Senior Editor, Digital Content
March 28, 2017
Running a small business isn’t easy. Succeeding is even harder. And it’s more difficult when regulations hold you back.
With more than 45% of economy driven by it, small businesses are engines of economic prosperity. But that engine seems to have stalled.
In 2013, 400,000 companies were started, compared to 450,000 that were started in 1980. Population grew 40%, while start-ups fell 11%.
A report for the U.S. Chamber of Commerce Foundation, “The Regulatory Impact on Small Business: Complex. Cumbersome. Costly,” looks at how regulations are throwing sand in the gears of that engine.
Here are four key findings:
- Government regulations have a sizable impact on free enterprise in America, disproportionately impacting small businesses.
- Federal regulations alone are estimated to cost the American economy as much as $1.9 trillion a year in direct costs, lost productivity, and higher prices. The costs to smaller businesses with 50 employees or fewer are nearly 20% higher than the average for all firms.
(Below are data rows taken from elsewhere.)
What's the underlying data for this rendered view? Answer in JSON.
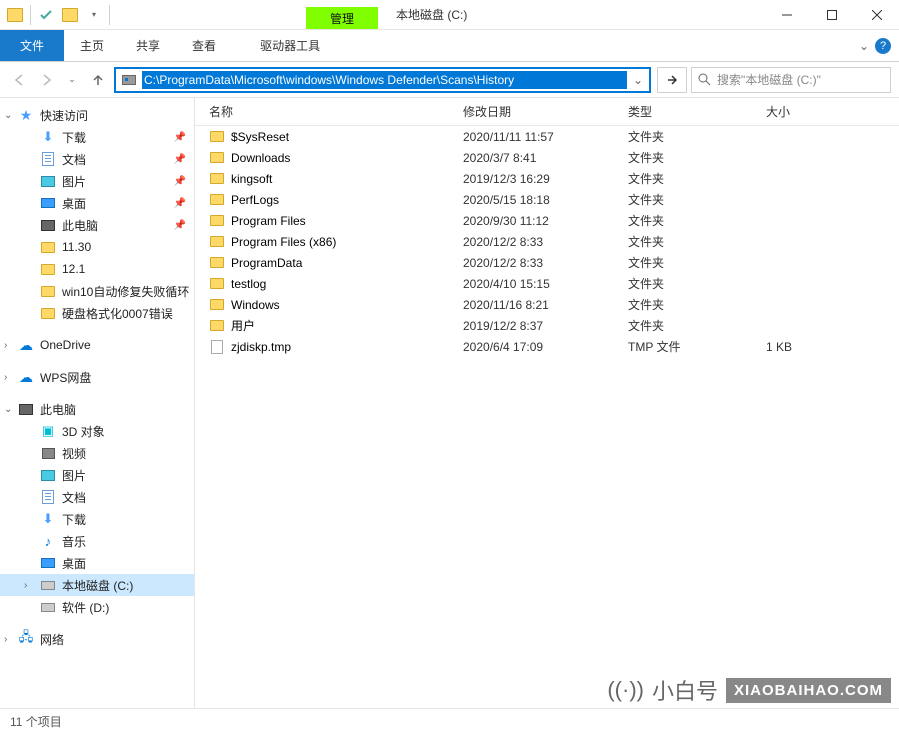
{
  "window": {
    "title": "本地磁盘 (C:)",
    "context_tab": "管理"
  },
  "ribbon": {
    "file": "文件",
    "home": "主页",
    "share": "共享",
    "view": "查看",
    "drive_tools": "驱动器工具"
  },
  "nav": {
    "address": "C:\\ProgramData\\Microsoft\\windows\\Windows Defender\\Scans\\History",
    "search_placeholder": "搜索\"本地磁盘 (C:)\""
  },
  "sidebar": {
    "quick_access": "快速访问",
    "quick_items": [
      {
        "label": "下载",
        "icon": "download",
        "pinned": true
      },
      {
        "label": "文档",
        "icon": "doc",
        "pinned": true
      },
      {
        "label": "图片",
        "icon": "pic",
        "pinned": true
      },
      {
        "label": "桌面",
        "icon": "desktop",
        "pinned": true
      },
      {
        "label": "此电脑",
        "icon": "pc",
        "pinned": true
      },
      {
        "label": "11.30",
        "icon": "folder",
        "pinned": false
      },
      {
        "label": "12.1",
        "icon": "folder",
        "pinned": false
      },
      {
        "label": "win10自动修复失败循环",
        "icon": "folder",
        "pinned": false
      },
      {
        "label": "硬盘格式化0007错误",
        "icon": "folder",
        "pinned": false
      }
    ],
    "onedrive": "OneDrive",
    "wps": "WPS网盘",
    "this_pc": "此电脑",
    "pc_items": [
      {
        "label": "3D 对象",
        "icon": "3d"
      },
      {
        "label": "视频",
        "icon": "video"
      },
      {
        "label": "图片",
        "icon": "pic"
      },
      {
        "label": "文档",
        "icon": "doc"
      },
      {
        "label": "下载",
        "icon": "download"
      },
      {
        "label": "音乐",
        "icon": "music"
      },
      {
        "label": "桌面",
        "icon": "desktop"
      },
      {
        "label": "本地磁盘 (C:)",
        "icon": "drive",
        "selected": true
      },
      {
        "label": "软件 (D:)",
        "icon": "drive"
      }
    ],
    "network": "网络"
  },
  "columns": {
    "name": "名称",
    "date": "修改日期",
    "type": "类型",
    "size": "大小"
  },
  "files": [
    {
      "name": "$SysReset",
      "date": "2020/11/11 11:57",
      "type": "文件夹",
      "size": "",
      "icon": "folder"
    },
    {
      "name": "Downloads",
      "date": "2020/3/7 8:41",
      "type": "文件夹",
      "size": "",
      "icon": "folder"
    },
    {
      "name": "kingsoft",
      "date": "2019/12/3 16:29",
      "type": "文件夹",
      "size": "",
      "icon": "folder"
    },
    {
      "name": "PerfLogs",
      "date": "2020/5/15 18:18",
      "type": "文件夹",
      "size": "",
      "icon": "folder"
    },
    {
      "name": "Program Files",
      "date": "2020/9/30 11:12",
      "type": "文件夹",
      "size": "",
      "icon": "folder"
    },
    {
      "name": "Program Files (x86)",
      "date": "2020/12/2 8:33",
      "type": "文件夹",
      "size": "",
      "icon": "folder"
    },
    {
      "name": "ProgramData",
      "date": "2020/12/2 8:33",
      "type": "文件夹",
      "size": "",
      "icon": "folder"
    },
    {
      "name": "testlog",
      "date": "2020/4/10 15:15",
      "type": "文件夹",
      "size": "",
      "icon": "folder"
    },
    {
      "name": "Windows",
      "date": "2020/11/16 8:21",
      "type": "文件夹",
      "size": "",
      "icon": "folder"
    },
    {
      "name": "用户",
      "date": "2019/12/2 8:37",
      "type": "文件夹",
      "size": "",
      "icon": "folder"
    },
    {
      "name": "zjdiskp.tmp",
      "date": "2020/6/4 17:09",
      "type": "TMP 文件",
      "size": "1 KB",
      "icon": "tmp"
    }
  ],
  "status": {
    "item_count": "11 个项目"
  },
  "watermark": {
    "cn": "小白号",
    "en": "XIAOBAIHAO.COM"
  }
}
- Every $1 increase in per capita regulatory expenditures are directly correlated with decreases in the smallest firms (those employing between one and four persons) by 0.0156%, a figure whose burden quickly adds up.
- Based on the current regulatory climate, nearly one in three chamber executive researchers spoke with as a part of this project say they would not actively encourage new business establishment and relocation in their regions. More than two-thirds reported that federal regulations have become “more” or “much more” significant over the past several years.
The report points out, “Over the last 60 years, the U.S. population increased by 98% while the federal regulatory code increased by 850%, including some 6,081 final rules published between 2015 and 2016.”
It’s even more burdensome for small businesses, which employ half of all private-sector workers:
The regulatory burden isn’t just at the federal level. Regulations from the more than 90,000 state and local governments also weigh heavily on small businesses, the report notes:
Higher minimum wages, workers compensation, unemployment insurance, and occupational licensing rules are some of the many state and local rules that disproportionately affect small companies.
These regulatory regimes create hostile business environments, which hold back economic development, job creation, and impede the social ties commerce knits within an area.
What can be done to help small businesses find their way through the red tape maze of regulation?
The first step is collecting the necessary data to show policymakers how small businesses are being held back. This report begins that process.
That way, advocates (like national, state, and local chambers of commerce) will have the facts necessary to make a convincing case to governments that reforms are needed to rev up this critical engine of economic prosperity.
About the authors
Senior Editor, Digital Content
Sean writes about public policies affecting businesses including energy, health care, and regulations. When not battling those making it harder for free enterprise to succeed, he raves about all things Wisconsin (his home state) and religiously follows the Green Bay Packers.